     This method is used to detect a marginally bad VRM in a multi-VRM system or subsystem. If one VRM fault occurs (glitch or total failure), all the VRMs may be affected and the system goes down. It is then difficult to determine which VRM caused the fault for replacement. The trend to use more VRMs continues thus requiring this power supply technique to be more pervasive in the future. To meet Printed Circuit Board (PCB) safety requirements, it is necessary to limit the amount of current that traverses a plane more so than the voltage. Presently, power supplies do not output low voltages because current requirements exceed safety limits.The continuing trend of increasing system power, where circuit and system densities go up, has the effect that many VRM's (Voltage Regulation Module) must be used instead of a single power supply.

     In the lab, a common method is to check which VRM does not power-up correctly. A typical and tedious method to determine VRM fault is to look at error capture registers and determine which card failed first to help narrow the search. However, each card has several VRMs. Many IBM server diagnostics programs are able to determine which subassembly failed, but not a particular VRM. The system will not power up, so probes must be used to determine which VRM is getting the enable signal but isn't providing power good before it can be replaced. Drawbacks for this method are special test equipment, high degree of system understanding, difficult access to system test points, waiting hours or days for a failure and partial system disassembly.
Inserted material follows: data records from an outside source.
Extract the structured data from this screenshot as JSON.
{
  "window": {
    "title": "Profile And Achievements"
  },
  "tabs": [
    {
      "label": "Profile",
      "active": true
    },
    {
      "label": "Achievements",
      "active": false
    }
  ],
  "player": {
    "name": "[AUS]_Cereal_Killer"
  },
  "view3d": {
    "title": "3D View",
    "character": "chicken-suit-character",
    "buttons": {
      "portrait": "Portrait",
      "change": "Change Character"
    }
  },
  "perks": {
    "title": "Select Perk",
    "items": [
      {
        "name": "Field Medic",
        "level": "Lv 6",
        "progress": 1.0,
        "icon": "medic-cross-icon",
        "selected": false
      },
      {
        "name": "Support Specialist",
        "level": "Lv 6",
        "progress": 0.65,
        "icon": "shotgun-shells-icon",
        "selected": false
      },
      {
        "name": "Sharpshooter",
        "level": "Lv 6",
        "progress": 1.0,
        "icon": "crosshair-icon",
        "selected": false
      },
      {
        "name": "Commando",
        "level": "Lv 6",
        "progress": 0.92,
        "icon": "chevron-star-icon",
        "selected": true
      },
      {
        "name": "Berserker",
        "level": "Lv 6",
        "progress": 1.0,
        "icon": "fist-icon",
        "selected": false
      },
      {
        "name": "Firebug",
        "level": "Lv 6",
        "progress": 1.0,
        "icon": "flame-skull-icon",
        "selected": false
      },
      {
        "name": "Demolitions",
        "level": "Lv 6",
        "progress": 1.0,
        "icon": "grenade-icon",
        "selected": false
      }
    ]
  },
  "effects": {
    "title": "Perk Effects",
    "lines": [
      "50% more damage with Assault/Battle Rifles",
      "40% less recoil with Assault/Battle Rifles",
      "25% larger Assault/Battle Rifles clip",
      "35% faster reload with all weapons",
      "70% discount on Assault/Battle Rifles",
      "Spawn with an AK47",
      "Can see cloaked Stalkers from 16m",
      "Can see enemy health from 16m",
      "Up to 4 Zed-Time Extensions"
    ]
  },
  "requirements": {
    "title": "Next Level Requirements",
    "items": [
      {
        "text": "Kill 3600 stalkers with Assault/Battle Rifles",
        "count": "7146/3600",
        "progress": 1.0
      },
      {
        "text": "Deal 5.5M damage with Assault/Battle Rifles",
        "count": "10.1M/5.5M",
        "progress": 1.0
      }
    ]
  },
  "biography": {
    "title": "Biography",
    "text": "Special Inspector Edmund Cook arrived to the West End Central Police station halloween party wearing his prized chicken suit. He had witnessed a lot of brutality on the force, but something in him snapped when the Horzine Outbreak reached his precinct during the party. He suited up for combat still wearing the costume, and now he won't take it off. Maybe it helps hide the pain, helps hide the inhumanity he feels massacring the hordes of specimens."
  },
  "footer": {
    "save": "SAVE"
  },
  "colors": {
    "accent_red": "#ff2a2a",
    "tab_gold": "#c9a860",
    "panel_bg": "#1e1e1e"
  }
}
Field service is more difficult and costly because more time and replacement parts must be used.

     System failures due to VRM glitches cause system faults but not VRM fault indicatio...